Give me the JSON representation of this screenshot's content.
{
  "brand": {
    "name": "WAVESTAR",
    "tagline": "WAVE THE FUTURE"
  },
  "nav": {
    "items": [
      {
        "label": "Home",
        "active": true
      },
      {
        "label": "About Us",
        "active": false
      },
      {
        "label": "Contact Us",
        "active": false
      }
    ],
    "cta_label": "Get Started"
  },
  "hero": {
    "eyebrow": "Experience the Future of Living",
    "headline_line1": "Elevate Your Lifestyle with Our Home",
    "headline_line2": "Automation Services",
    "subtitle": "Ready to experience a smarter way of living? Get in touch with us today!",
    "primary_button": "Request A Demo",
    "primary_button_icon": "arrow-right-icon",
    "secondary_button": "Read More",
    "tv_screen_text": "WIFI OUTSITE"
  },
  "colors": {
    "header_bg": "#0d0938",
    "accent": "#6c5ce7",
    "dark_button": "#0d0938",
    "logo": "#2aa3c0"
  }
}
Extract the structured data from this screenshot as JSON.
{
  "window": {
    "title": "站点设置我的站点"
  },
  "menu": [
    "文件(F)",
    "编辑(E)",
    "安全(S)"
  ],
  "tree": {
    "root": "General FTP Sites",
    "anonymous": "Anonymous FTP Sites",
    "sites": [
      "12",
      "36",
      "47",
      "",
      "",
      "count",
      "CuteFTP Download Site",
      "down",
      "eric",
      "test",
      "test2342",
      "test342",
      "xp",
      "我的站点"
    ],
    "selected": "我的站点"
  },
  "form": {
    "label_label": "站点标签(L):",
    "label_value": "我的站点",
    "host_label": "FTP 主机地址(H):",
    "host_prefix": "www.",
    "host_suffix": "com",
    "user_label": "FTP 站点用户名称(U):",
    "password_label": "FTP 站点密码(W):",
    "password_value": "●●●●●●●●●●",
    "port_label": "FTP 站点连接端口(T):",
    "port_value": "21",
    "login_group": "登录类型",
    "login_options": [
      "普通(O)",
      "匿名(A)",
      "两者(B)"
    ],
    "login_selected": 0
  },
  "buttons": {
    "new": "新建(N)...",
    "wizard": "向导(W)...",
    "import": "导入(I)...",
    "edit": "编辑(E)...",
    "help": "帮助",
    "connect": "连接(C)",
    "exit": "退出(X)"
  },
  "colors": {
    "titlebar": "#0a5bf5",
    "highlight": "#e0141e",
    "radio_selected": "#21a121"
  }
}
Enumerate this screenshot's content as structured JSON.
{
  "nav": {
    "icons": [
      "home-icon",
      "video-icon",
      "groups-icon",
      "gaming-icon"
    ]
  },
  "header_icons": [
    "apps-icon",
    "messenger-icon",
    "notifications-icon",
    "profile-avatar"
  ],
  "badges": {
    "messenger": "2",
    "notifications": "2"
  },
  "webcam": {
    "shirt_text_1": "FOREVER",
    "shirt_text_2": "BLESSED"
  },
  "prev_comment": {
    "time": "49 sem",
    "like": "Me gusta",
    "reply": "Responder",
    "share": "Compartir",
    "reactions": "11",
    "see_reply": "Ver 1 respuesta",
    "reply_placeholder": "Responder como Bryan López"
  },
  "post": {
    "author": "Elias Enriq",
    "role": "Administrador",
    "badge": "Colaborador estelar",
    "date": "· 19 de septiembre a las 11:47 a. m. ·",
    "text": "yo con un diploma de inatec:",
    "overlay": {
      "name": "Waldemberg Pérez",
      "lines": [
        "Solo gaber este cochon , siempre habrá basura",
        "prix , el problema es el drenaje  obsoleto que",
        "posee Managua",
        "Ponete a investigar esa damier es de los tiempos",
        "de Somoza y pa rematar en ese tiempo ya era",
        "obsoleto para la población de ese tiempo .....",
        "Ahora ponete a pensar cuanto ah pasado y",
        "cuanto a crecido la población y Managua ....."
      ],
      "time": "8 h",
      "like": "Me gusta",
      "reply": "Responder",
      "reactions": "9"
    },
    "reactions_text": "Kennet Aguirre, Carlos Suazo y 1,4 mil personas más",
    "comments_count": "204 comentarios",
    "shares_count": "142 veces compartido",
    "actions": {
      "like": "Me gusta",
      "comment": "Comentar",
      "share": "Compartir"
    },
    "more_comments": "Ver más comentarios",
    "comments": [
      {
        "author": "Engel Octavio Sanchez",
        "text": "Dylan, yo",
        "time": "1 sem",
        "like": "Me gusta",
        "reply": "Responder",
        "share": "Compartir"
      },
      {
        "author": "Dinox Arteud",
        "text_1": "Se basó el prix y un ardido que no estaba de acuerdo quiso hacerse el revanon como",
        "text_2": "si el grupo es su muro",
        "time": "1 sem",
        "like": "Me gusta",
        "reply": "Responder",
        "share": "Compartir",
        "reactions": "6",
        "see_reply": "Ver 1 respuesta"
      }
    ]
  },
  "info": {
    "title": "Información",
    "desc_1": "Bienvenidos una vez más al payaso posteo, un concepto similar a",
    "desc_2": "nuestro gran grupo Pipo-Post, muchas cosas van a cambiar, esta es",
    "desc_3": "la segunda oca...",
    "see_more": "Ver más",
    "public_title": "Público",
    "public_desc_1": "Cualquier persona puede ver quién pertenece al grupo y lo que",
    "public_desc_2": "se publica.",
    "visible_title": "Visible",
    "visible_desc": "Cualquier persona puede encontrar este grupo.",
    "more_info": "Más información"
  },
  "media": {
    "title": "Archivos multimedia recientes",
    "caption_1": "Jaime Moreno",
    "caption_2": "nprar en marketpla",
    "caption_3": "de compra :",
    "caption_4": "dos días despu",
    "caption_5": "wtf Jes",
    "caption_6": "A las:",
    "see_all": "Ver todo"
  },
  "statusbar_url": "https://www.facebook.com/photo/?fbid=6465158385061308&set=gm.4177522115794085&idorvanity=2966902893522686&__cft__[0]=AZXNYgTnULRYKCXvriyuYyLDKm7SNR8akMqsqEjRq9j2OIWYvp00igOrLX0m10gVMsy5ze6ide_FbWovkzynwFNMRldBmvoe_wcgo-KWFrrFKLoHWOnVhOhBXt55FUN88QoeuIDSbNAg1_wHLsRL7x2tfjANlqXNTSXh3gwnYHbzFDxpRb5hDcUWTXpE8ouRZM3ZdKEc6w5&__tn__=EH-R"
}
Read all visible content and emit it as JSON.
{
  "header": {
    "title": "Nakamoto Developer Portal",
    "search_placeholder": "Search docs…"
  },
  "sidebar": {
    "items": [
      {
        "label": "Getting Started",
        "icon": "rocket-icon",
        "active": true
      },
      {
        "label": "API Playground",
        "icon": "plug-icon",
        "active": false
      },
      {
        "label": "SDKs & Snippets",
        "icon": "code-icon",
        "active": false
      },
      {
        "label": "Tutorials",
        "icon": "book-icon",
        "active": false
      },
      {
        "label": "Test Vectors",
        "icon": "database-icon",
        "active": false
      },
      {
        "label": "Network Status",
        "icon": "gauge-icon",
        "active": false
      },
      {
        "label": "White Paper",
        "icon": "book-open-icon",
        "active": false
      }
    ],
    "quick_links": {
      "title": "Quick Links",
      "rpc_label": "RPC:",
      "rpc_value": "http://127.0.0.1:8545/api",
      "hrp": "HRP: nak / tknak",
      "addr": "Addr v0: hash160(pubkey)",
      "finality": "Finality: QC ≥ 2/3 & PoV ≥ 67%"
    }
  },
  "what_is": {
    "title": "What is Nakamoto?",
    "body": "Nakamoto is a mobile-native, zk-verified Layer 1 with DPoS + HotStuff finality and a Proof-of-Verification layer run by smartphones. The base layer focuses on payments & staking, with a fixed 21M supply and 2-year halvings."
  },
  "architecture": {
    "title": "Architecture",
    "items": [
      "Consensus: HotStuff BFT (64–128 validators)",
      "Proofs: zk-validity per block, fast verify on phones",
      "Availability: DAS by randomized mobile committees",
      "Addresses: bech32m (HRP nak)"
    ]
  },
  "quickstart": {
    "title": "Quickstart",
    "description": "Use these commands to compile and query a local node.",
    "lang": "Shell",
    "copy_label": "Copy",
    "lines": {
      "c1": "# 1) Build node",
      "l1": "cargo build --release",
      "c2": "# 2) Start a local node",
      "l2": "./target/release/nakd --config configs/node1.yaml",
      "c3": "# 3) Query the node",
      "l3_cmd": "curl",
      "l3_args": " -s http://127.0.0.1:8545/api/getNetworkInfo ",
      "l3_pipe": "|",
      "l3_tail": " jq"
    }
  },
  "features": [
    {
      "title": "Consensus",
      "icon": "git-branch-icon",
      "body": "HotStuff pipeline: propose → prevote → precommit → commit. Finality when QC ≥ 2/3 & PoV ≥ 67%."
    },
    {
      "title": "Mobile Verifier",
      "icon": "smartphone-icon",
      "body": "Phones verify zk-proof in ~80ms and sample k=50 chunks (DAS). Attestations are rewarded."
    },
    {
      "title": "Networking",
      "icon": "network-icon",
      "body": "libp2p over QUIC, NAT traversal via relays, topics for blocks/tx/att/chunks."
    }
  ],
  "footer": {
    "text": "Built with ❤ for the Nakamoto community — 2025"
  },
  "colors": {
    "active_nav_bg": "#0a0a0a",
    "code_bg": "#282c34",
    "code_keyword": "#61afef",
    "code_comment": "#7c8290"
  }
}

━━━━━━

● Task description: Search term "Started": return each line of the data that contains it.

● Response box:
    "cta_label": "Get Started"
        "label": "Getting Started",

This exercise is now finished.